In today’s rapidly evolving and technology-driven regulatory environment, businesses and governments have had to change their operations to stay profitable and compliant. Everything from cloud computing to machine learning and AI to the Internet of Things (IoT) are opening new revenue streams and altering supply chain models. Following the COVID-19 pandemic, businesses and governments once again had to adapt to a new way of life and how consumers were seeking products, ensuring that items were being taxed correctly. It’s more clear than before that tax analysts need a wide array of skills to ensure their company stays compliant.
Indirect tax professionals must be able to work in a global environment, understand evolving business goals and know how to properly dissect data and present it in a meaningful way. Furthermore, these individuals must remain current on the latest technologies to ensure that their business continues to be efficient and compliant in all indirect tax requirements.
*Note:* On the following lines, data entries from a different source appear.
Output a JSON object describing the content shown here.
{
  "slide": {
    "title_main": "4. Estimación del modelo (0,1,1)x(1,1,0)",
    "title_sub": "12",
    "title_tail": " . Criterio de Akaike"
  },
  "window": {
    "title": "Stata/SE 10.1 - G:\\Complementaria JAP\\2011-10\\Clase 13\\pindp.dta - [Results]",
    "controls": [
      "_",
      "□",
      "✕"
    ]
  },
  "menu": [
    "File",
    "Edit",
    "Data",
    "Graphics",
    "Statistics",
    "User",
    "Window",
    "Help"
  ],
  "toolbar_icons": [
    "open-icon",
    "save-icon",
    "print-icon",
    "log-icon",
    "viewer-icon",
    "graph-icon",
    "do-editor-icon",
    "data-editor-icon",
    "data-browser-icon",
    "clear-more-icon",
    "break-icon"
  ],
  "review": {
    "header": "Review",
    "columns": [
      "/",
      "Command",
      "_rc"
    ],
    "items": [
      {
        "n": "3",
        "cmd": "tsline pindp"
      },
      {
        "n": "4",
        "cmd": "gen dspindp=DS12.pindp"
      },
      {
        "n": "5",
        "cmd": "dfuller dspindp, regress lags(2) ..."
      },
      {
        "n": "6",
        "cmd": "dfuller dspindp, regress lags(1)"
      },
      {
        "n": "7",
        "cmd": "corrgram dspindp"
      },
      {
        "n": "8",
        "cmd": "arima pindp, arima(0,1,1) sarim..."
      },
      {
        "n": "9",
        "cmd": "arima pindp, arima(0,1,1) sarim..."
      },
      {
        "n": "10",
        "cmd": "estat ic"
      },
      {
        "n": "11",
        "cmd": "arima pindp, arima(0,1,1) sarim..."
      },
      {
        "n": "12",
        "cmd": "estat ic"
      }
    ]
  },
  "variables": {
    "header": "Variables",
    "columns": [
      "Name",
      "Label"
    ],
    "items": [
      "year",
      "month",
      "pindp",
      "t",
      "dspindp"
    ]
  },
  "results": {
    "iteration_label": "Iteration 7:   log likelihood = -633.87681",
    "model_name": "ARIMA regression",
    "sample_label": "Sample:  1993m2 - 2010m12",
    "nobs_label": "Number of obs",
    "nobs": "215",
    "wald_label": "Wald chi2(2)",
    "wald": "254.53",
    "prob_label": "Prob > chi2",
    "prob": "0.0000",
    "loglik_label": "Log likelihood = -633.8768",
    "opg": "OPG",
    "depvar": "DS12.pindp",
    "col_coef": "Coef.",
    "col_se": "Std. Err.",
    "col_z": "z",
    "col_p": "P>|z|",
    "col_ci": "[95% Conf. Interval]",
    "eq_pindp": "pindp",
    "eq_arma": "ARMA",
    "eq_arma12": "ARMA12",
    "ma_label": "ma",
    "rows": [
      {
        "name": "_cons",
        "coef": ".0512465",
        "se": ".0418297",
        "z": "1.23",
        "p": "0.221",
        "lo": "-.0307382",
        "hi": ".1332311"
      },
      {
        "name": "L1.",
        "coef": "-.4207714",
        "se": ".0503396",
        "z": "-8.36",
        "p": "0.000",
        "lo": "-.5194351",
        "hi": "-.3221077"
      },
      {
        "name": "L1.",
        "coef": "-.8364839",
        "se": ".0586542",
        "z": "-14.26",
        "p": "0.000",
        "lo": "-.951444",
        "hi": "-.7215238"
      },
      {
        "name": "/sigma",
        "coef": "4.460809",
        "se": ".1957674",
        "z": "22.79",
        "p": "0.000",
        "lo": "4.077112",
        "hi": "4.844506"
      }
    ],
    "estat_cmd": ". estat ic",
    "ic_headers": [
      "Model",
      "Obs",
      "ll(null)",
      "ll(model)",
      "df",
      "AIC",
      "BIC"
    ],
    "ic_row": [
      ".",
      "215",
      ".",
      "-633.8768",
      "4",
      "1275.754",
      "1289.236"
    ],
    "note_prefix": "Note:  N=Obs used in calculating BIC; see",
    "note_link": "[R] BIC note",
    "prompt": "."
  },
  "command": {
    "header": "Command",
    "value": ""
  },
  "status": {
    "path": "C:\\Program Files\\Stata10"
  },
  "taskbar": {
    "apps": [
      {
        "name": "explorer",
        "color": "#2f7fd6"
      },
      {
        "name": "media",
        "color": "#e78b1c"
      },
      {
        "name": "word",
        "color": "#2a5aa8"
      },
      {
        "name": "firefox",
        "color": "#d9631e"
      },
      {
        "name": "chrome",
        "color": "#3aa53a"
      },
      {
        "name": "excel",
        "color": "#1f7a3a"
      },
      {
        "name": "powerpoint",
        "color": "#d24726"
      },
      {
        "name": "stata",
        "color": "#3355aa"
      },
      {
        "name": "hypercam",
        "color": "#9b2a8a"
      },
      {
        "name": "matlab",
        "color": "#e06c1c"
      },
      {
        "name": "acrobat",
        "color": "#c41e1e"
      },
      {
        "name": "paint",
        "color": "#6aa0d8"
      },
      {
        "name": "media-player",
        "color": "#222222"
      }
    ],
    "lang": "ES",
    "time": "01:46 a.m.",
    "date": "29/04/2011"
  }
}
Here are five key tax analyst skills that will ensure a business finds success with indirect tax.
Manual processes for managing sales tax compliance are not enough for today’s regulatory environment. Tax analysts must have a strong grasp of automated processes and how an “always on” tax engine ensures you can automatically apply changes as they arise and effortlessly ensure accurate sales tax calculations.
Regulatory authorities are looking for more effective ways to collect revenues owed and close the tax gap. Tax analysts need to know your company data inside and out. It’s not enough to simply know that sales tax exists in one state and not the other. Sales tax is increasingly complicated, and with economic nexus requirements continuing to roll out in states, businesses could be facing more nuances with taxes owed than ever before. It’s critical for tax analysts to know what the data means, how it could impact your company, and what changes need to go into effect to stay compliant.
Understand the implications of change
To that same effect, a strong tax analyst knows how to relay critical information to all departments in a digestible manner. We’ve previously talked about how the tax and IT departments must be aligned on the journey to a cloud-based sales tax solution, but that is just one example. When sales and use tax evolves – and it will continue to evolve – businesses must realize those implications. Is there a new sales tax holiday in a state in which you operate? When did your business meet a state’s economic nexus threshold? Tax analysts have to know what will impact the company and what changes are necessary to keep the business in line with all local, state and federal regulations.
Business acumen and adaptability
Tax might be one of the two certainties in life, but your tax solution cannot remain stagnant. Tax analysts need to know how to adapt to the evolving environment. Can your tax solution scale to meet your company’s growing needs? How expensive are database or hardware upgrades and replacements going to cost? The right solution seamlessly scales along with your business, and tax analysts must realize that this adaptability is essential to continued business growth.
Realize the security risks
Tax transaction details often contain sensitive organizational data and often the personally identifiable data of your customers. Do you really want your business spending unnecessary time, attention and resources toward applying security patches to outdated and on-premise technology? It’s essential to keep sensitive data safe, but to also not detract from regular operations. Tax analysts must know that managing and maintaining security on your own could quickly drive up TCO, overburden your IT team and impact the company’s bottom line.
Ready to prepare for the future of sales and use tax? Check out our annual report, “Sales and Use Tax in 2021: What’s Changed” to learn more.